[Interface dataset entries]
*** Begin section ***

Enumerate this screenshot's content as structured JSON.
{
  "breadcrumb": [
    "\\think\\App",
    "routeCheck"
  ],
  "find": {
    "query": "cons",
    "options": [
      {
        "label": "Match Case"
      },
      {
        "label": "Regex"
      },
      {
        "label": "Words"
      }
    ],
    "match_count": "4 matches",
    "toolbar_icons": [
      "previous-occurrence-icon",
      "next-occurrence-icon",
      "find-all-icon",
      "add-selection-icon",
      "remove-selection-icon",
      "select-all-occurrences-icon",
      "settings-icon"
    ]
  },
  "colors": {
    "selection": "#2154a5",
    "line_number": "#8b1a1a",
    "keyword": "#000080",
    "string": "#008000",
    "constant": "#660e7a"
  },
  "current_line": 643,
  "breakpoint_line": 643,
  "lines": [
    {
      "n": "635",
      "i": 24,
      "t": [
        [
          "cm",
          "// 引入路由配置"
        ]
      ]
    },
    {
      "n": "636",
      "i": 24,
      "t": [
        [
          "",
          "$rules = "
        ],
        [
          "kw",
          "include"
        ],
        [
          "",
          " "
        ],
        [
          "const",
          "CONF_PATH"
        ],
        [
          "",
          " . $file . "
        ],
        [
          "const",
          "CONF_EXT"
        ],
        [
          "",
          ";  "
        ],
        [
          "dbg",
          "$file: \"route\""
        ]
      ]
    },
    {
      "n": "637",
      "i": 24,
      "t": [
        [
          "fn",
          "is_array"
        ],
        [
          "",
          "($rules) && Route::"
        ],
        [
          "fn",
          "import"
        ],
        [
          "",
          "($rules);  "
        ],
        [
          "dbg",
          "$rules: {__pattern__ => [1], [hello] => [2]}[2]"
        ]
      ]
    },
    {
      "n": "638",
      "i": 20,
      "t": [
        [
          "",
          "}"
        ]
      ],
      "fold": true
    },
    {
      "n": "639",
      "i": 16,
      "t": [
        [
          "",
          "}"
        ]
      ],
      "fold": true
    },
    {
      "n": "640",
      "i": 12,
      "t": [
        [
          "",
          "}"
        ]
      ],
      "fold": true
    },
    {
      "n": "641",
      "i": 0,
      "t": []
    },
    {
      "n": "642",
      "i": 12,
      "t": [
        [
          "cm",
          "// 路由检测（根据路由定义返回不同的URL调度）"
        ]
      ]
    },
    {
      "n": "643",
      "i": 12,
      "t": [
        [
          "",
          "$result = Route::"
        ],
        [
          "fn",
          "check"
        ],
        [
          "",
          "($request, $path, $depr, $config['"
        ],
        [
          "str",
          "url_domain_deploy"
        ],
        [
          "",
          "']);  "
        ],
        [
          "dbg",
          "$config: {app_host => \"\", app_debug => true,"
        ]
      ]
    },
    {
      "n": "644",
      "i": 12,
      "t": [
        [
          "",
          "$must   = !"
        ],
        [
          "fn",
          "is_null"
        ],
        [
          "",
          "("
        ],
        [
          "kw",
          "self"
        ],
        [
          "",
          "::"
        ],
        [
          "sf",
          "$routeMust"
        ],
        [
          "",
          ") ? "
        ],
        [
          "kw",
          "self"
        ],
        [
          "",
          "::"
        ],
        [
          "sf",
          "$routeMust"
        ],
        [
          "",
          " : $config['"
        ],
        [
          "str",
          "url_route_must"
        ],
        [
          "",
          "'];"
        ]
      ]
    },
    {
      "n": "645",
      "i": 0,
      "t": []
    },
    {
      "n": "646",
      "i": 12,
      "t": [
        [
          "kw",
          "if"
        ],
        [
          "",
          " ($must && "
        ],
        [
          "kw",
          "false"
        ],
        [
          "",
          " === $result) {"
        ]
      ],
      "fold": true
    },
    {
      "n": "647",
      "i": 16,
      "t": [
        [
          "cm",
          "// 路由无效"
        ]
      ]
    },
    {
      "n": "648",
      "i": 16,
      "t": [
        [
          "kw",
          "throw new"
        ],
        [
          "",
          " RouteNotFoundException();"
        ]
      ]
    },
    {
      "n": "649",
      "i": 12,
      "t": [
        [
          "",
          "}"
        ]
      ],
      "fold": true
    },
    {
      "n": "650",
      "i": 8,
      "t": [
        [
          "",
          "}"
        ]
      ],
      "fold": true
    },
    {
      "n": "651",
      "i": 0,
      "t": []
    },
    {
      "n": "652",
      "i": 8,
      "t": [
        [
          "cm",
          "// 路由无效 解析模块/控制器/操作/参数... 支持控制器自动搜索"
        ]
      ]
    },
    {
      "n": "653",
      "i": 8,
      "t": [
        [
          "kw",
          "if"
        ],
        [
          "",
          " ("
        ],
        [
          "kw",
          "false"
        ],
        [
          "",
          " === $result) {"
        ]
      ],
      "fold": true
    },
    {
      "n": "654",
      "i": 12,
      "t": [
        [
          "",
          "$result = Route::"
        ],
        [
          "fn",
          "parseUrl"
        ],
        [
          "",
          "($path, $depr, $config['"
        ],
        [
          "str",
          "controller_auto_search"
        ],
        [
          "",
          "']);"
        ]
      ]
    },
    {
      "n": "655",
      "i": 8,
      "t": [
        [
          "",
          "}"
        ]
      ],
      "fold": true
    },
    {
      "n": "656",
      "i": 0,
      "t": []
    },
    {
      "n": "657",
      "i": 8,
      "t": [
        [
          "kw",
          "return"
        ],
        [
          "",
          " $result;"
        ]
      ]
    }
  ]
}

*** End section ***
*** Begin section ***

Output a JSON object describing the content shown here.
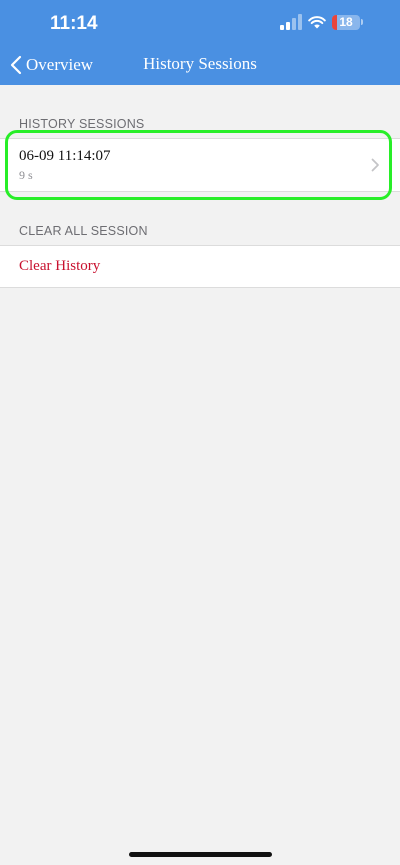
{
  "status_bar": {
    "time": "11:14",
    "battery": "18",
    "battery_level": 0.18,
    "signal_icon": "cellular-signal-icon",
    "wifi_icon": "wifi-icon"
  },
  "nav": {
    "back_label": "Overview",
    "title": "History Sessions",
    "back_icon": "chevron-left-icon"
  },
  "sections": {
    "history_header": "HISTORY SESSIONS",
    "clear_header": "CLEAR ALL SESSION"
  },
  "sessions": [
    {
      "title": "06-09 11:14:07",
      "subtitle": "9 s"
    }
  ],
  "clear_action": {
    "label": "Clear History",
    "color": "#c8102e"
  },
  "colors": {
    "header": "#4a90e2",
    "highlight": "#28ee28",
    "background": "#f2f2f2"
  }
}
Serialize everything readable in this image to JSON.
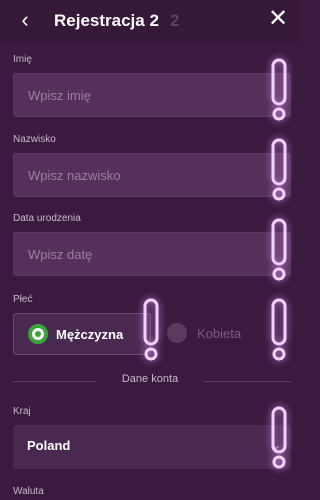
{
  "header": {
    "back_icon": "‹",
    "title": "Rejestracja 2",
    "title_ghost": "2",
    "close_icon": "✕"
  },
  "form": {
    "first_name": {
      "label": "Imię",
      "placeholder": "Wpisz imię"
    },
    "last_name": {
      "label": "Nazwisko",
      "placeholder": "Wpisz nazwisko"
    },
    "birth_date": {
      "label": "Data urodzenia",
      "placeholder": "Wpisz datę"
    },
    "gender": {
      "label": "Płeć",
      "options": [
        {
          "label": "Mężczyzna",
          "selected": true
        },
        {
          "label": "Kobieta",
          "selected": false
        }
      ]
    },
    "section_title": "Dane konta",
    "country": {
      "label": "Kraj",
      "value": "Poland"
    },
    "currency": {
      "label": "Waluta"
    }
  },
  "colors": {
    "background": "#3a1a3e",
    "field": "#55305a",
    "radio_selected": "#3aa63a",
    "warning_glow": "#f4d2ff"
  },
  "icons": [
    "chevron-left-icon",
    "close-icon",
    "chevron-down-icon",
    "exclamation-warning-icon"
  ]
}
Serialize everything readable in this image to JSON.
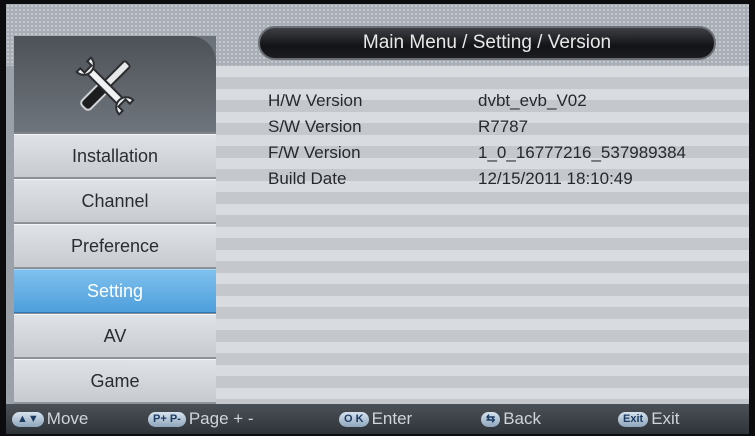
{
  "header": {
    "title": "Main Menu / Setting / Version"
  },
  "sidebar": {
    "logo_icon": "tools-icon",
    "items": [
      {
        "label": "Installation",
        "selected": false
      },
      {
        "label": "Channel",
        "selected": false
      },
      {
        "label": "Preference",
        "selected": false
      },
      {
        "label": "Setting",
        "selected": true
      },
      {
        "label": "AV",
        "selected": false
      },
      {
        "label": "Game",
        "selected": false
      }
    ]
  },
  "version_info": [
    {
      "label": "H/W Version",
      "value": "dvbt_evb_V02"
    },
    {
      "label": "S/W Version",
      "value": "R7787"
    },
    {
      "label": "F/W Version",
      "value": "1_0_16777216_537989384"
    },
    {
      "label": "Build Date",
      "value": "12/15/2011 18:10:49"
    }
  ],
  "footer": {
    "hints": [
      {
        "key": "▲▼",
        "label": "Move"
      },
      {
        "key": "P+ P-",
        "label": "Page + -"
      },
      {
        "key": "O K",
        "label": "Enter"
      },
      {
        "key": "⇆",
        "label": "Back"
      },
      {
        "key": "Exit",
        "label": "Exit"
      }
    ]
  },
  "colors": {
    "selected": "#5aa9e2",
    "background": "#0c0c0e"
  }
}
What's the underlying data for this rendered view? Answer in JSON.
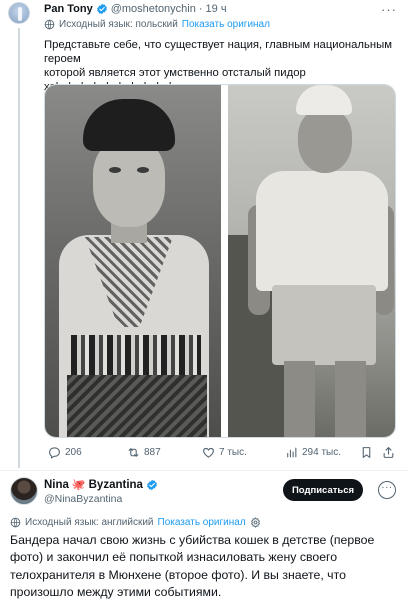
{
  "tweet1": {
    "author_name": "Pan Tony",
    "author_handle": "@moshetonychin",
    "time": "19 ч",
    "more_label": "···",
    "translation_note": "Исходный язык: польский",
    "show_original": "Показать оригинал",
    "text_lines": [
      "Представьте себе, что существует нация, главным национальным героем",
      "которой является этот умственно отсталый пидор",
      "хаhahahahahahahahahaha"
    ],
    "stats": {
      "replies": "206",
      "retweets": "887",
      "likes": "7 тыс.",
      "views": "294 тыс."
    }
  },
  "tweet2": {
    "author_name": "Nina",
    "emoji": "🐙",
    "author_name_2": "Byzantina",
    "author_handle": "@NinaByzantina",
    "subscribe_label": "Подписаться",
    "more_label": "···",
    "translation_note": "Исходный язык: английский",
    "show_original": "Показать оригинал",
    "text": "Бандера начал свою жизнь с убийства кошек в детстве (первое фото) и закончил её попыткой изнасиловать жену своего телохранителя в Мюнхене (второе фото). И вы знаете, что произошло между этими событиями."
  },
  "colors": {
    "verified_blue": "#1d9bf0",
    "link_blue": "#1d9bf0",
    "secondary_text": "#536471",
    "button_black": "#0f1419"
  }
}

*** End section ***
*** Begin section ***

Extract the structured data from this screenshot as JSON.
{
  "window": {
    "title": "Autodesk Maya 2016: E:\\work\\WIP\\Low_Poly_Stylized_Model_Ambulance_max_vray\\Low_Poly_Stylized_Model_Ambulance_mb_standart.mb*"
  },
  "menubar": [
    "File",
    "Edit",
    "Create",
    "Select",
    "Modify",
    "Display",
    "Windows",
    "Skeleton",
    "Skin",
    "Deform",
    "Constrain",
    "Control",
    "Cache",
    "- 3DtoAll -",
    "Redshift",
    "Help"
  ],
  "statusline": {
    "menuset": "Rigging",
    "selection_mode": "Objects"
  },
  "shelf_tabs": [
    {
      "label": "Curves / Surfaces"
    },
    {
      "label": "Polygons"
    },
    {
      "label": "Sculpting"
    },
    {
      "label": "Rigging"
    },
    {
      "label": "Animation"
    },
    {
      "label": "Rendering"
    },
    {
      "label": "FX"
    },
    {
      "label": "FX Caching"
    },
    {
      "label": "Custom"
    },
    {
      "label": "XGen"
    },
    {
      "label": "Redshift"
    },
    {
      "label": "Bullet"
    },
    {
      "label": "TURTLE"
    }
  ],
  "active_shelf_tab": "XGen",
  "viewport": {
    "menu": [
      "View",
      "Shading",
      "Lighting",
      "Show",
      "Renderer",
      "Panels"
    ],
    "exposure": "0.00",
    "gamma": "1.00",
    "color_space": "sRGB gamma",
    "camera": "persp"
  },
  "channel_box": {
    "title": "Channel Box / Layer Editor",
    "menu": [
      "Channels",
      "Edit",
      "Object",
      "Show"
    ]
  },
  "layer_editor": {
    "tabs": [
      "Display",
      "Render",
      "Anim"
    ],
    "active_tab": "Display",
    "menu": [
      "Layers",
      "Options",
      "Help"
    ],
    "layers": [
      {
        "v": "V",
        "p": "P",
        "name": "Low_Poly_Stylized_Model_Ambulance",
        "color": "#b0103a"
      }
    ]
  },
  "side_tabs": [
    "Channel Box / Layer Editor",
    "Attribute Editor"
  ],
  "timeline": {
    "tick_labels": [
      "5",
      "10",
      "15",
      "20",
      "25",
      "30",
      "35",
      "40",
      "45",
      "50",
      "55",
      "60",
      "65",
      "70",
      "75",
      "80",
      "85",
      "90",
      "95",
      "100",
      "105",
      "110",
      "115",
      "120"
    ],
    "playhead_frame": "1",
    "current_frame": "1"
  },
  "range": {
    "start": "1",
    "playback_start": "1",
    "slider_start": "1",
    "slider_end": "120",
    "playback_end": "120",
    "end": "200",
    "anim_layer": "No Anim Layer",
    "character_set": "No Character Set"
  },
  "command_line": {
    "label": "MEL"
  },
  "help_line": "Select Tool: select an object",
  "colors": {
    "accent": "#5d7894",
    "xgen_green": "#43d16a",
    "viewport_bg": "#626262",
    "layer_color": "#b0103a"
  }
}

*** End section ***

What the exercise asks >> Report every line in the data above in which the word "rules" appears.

Solution >>
          "$rules = "
          "($rules) && Route::"
          "($rules);  "
          "$rules: {__pattern__ => [1], [hello] => [2]}[2]"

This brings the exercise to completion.